December 13, 2014 | By Peter Dobrin, Inquirer Music Critic
Coloring outside the lines is a relative concept in the tyrannically ritualized world of classical music. Creativity is welcome - but please, nothing too creative. In reformatting the piano recital Wednesday night at the Kimmel Center the way he did, Jeremy Denk knew he'd better have a compelling justification. Happily, his point in amassing a half-hour block interspersing Schubert and Janácek was something more than a concert-hall invasion of the iPod Shuffle aesthetic. Others on this Philadelphia Chamber Music Society series have manipulated presentation - a joint recital by pianist Richard Goode and soprano Sarah Schafer comes to mind.
BUSINESS
December 8, 2014 | By Diane Mastrull, Inquirer Staff Writer
Tom "Chico" Stafford is an imposing figure - both physically, at 5-foot-10, 240 pounds, and by what comes out of his mouth. He apologizes for cursing but says he gets frustrated with his African American community. What especially riles the 64-year-old serial entrepreneur are those who ask for handouts and those who allow money to define them. The latter has happened to hip-hop culture, Stafford said, with rappers whose lyrics degrade women and celebrate drugs and gross consumerism getting all the attention - and a good deal of sales.
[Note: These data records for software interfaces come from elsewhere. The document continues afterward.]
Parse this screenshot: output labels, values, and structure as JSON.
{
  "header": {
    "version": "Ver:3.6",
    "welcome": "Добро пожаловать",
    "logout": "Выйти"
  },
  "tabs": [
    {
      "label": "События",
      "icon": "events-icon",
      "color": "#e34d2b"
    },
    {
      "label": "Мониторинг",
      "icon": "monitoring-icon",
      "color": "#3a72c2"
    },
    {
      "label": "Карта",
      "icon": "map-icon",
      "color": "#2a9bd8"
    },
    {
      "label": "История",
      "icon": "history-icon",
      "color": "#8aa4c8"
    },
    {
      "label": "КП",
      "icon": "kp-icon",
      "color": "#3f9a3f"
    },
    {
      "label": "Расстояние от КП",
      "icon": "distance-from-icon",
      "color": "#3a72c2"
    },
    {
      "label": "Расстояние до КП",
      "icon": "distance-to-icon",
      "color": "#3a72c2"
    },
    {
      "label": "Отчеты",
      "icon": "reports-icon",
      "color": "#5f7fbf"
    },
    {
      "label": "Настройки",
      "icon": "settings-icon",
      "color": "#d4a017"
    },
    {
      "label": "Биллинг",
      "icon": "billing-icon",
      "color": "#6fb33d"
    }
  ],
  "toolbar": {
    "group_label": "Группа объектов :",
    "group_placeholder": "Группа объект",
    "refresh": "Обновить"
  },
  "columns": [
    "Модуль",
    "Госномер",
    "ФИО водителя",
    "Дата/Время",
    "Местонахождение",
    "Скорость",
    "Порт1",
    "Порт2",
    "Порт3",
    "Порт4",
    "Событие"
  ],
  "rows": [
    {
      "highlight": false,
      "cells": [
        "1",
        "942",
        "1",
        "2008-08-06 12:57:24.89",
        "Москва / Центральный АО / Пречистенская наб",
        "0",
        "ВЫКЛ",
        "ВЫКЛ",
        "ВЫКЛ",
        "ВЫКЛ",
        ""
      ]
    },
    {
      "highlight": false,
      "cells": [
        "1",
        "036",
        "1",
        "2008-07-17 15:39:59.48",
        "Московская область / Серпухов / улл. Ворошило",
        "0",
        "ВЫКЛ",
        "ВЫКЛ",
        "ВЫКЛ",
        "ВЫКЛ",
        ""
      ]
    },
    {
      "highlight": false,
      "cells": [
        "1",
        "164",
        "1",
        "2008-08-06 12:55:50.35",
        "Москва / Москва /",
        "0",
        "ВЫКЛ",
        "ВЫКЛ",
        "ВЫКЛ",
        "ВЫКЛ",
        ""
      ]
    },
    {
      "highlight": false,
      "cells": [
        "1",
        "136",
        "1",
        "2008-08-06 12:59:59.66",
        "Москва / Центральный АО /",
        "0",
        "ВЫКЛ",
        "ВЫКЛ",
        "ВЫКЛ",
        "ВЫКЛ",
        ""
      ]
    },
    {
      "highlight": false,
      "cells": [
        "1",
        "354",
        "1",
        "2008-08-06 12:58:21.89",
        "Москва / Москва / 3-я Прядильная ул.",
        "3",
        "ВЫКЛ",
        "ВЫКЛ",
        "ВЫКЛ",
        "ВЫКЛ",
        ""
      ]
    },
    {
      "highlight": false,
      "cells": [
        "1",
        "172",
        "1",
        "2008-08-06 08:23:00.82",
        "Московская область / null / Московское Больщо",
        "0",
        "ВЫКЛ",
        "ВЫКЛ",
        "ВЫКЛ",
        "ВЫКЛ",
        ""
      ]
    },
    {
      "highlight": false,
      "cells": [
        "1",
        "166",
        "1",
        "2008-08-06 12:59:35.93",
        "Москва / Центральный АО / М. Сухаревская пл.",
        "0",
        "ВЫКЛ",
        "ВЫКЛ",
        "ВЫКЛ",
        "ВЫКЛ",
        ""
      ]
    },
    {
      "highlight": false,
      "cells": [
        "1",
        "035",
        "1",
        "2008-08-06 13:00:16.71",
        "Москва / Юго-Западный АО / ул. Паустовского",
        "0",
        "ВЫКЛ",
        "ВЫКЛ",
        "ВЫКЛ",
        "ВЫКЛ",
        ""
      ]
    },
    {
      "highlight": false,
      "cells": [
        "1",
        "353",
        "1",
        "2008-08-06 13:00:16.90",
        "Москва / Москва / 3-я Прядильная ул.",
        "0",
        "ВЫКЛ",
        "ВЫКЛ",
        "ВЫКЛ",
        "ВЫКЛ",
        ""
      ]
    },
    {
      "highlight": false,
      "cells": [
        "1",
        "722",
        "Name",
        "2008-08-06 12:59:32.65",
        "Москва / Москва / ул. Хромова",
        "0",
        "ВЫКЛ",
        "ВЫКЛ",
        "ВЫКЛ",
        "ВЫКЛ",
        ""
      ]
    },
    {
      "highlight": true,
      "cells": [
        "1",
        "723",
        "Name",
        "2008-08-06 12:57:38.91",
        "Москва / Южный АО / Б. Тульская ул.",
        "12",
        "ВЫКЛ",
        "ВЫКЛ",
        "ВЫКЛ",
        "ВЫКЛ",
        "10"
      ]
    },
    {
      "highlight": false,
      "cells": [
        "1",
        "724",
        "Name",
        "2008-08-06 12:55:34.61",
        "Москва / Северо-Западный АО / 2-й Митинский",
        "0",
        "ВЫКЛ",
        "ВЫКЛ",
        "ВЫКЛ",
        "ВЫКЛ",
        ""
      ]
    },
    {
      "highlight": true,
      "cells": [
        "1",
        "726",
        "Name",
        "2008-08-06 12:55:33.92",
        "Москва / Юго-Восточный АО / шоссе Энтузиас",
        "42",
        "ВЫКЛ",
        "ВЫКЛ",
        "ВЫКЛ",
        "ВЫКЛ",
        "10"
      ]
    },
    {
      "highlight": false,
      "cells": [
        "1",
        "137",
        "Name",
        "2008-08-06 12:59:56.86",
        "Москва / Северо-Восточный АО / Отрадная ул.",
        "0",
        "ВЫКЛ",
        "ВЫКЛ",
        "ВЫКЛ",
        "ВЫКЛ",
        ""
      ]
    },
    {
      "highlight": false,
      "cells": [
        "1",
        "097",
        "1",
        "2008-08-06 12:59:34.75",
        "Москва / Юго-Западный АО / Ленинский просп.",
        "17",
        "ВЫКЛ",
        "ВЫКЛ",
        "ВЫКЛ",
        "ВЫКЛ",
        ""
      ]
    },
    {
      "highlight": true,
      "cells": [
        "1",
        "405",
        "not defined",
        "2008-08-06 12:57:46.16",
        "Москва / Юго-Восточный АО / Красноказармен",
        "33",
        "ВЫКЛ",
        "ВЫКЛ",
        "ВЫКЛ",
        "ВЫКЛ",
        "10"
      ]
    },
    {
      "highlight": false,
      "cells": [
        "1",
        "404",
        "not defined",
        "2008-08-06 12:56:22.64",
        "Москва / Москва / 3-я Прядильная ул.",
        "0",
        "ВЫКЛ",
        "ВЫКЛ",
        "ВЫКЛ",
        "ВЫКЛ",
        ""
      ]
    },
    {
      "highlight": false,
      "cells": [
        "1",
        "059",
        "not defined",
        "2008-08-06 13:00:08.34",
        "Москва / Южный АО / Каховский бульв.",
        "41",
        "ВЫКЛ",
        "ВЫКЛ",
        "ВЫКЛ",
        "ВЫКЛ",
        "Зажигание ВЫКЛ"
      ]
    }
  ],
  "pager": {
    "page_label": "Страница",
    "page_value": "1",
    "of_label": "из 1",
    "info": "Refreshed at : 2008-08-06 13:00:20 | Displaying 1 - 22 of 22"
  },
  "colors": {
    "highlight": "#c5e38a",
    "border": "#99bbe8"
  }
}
REAL_ESTATE
December 7, 2014 | By Christine Bahls, For The Inquirer
After passing through the property's security gate, rolling up the long drive, finding the 65-foot-long cobblestone courtyard (with pond and waterfall), and seeing what frames that courtyard - a transformed barn with adjacent (also transformed) farmer's cottage, all stone, all picture-perfect - a visitor wonders: Is there a dress code to get in? The answer: No. Linda Thatcher Raichle greets the caller wearing denim. Husband John Duda is barefoot. In their 60s and with previous marriages behind them, the couple are, it seems, as delighted with their Media, Delaware County, home as they are with each other.
ENTERTAINMENT
December 2, 2014 | By Patricia Mans, For The Inquirer
If Michael could spend a day doing anything he wanted, he'd play sports, go hiking, and visit a playground. Better yet, the day would be Halloween, the best holiday of all because he can dress up and play a role in a world spun from his vivid imagination. Creative, curious about everything around him - that's 12-year-old Michael. In school, where he receives special education services, math is his favorite subject, and he gets along well with his teachers and classmates. He also likes to dance, and loves baseball, football, and basketball, which he plays in a school club.
REAL_ESTATE
October 27, 2014 | By Alan J. Heavens, Inquirer Real Estate Writer
To which socioeconomic class do you belong? According to a report presented in Los Angeles last month to the CityLab Conference of Mayors and City Leaders, if you live, for instance, in Manayunk, Society Hill, Wynnefield or Fox Chase, you probably are a member of the "creative class. " Members of this "knowledge-based" class comprise more than 75 percent to 88 percent of the population of these and other neighborhoods within the city limits, the majority in and around Center City.
REAL_ESTATE
September 21, 2014 | By Alan J. Heavens, Inquirer Real Estate Writer
A few weeks ago, I presented a question from a mother who was looking for an explanation for the smell of tobacco emanating from not just one window air conditioner in her son's bedroom, but from a replacement unit as well. Apparently enough of us have smoked behind our parents' backs over the years that 45 readers offered that as the only explanation for the smell of smoke in the son's bedroom. Jim Zimak, who teaches Philadelphia students about heating, ventilation, and air-conditioning as an instructor at the Thomas A. Edison High School/John C. Fareira Skills Center, was helpful and not judgmental.
« Prev | 1 | 2 | 3 | 4 | 5 | Next »
|
|
|
|
|